    This is a weird film. Sucharitkul is probably better known in North America under his pen name, S.P. Somtow, and he chose to cast the film with quite a few other writers. As such, many of the leads in the picture aren’t necessarily professional thespians, and it frequently shows, but the acting in the picture isn’t bad so much as it is unique.

    Sucharitkul shot the film in Arizona doubling for Mexico, and for the most part this works well enough, and while he wasn’t working with a massive budget, the production values here are decent. The cinematography is pretty polished and the movie makes great use of a pretty bright, bold color scheme. The story is unique, not quite a zombie movie and never really a slasher at all, more of a hodgepodge of different cultural quirks kind of mixed in together with a bit of decent gore and makeup effects. Bonus points to Sucharitkul and company for getting very creative with some of the film’s murder set pieces, and the score is pretty solid here as well.

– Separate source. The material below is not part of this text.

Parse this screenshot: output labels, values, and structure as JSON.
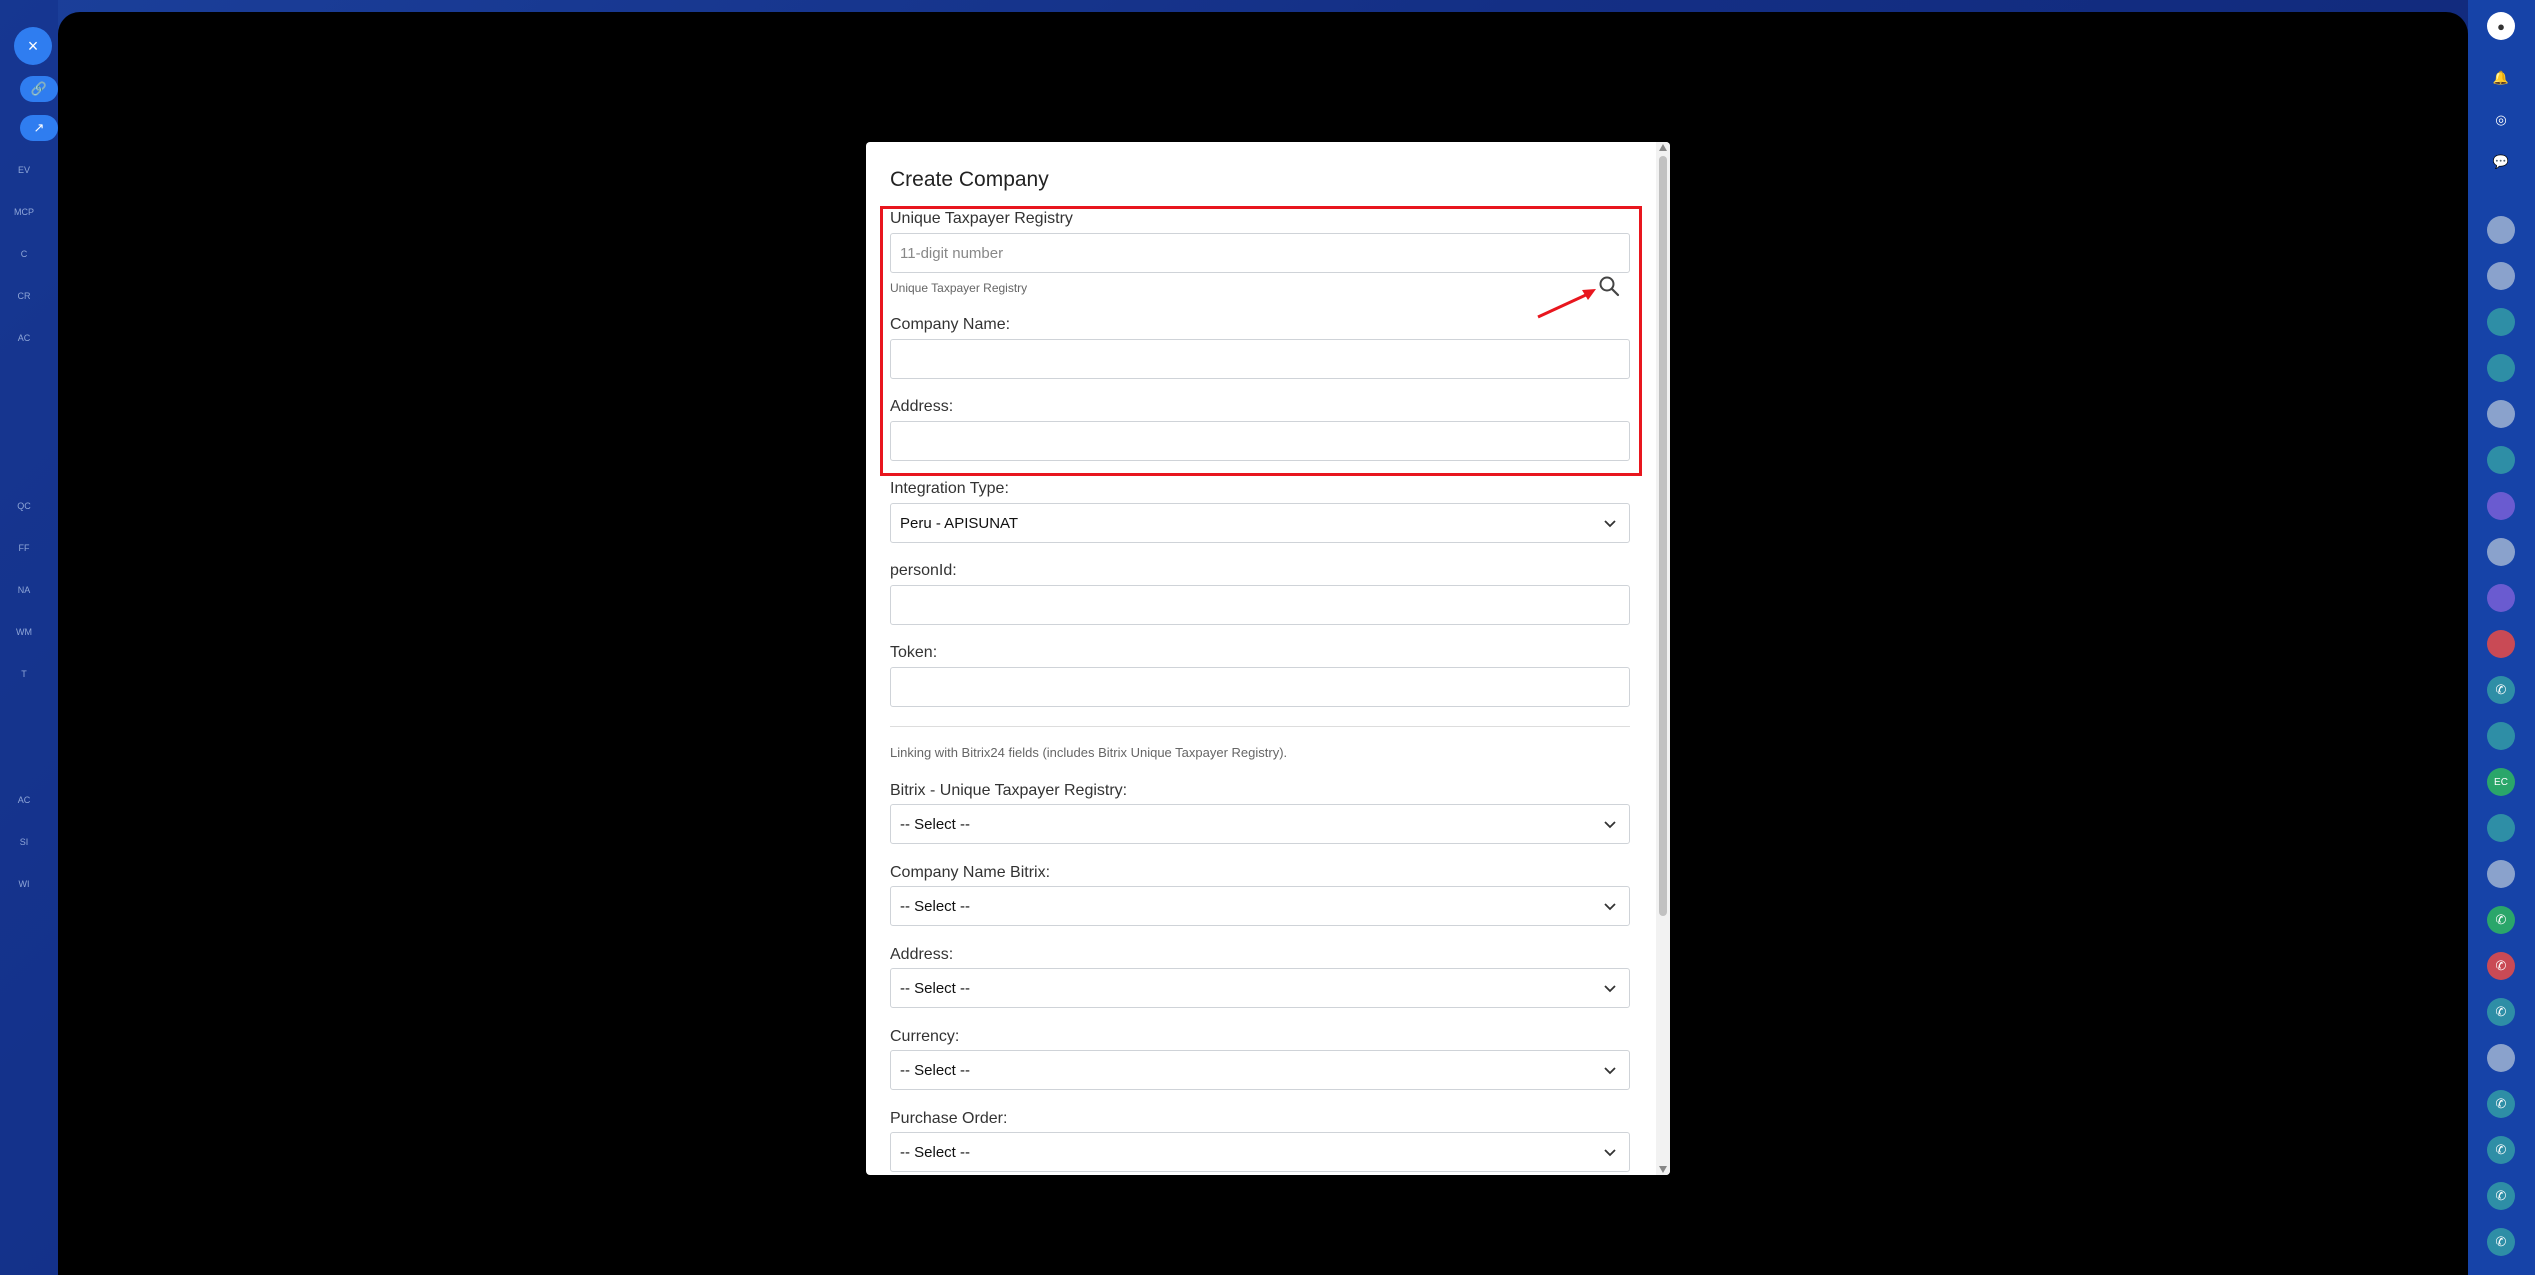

    The movie isn’t perfect – it’s a bit disjointed, tonally uneven and the middle stretch drags a bit – but there’s more than enough here that works to help those with a taste for unique horror pictures that don’t necessarily abide be genre clichés to be plenty entertained.

    The Laughing Dead – Blu-ray Review:

    The Laughing Dead comes to Blu-ray in an AVC encoded 1080p high definition transfer taking up 27.2GBs of space on a 50GB disc. Framed at 1.85.1 widescreen and “newly restored in 4K from its original negative,” the picture quality here is excellent. The image is naturally grainy at times but it always looks perfectly film-like and shows very little in the way of actual print damage. There’s strong depth and detail present throughout and the image is free of any noticeable edge enhancement, compression artifacts or noise reduction. Colors also look really, really nice and we get solid black levels as well.

    The 24-bit DTS-HD 2.0 Stereo track, available with optional English subtitles, sounds good. The levels are properly balanced and there are no problems with any hiss, distortion or sibilance. An optional Dolby Digital 2.0 Stereo track is also provided.

    Extras start off with a commentary track with writer/director/producer Somtow Sucharitkul that goes over his origins as a filmmaker, some of his training and background details, how he wound up making a feature in America, how he got into writing and why, casting decisions, effects work, trying to depict Mayan culture accurately in the film, locations that were used for the shoot and quite a bit more. Sucharitkul has got a pretty good memory and he tells some interesting stories here.

    Unholy Assembly: Crafting The Laughing Dead is an extended thirty-five minute making-of documentary that includes interviews with Sucharitkul as well as producer Lex Nakashima, actress Premika Eaton, actor Tim Sullivan, cinematographer David Boyd, associate producer/second unit director Michael Deak, costume designer Shellagh Hannigan and transportation/production assistant Ron Ford. This interesting piece goes over how the movie came to be, going over where some of the ideas for the movie came from, getting things rolling, casting the picture, the studio used for the shoot, what it was like on set, what it was like working with Suharitkul as a director and how they got around some of the issues and problems that arose during the making of the film.

    If you purchase the release directly from Vinegar Syndrome, the first 5000 copies will come with a limited edition, embossed rigid slipcover designed by Robert Sammelin.

    The Laughing Dead – The Final Word:

    The Laughing Dead is a genuinely weird film, and while it isn’t particularly scary, it’s atmospheric and strange enough to work. Vinegar Syndrome’s done a nice job with the presentation and the extras are decent too. Recommended for those look for something a little off the beaten path.

    Click on the images below for full sized The Laughing Dead Blu-ray screen caps!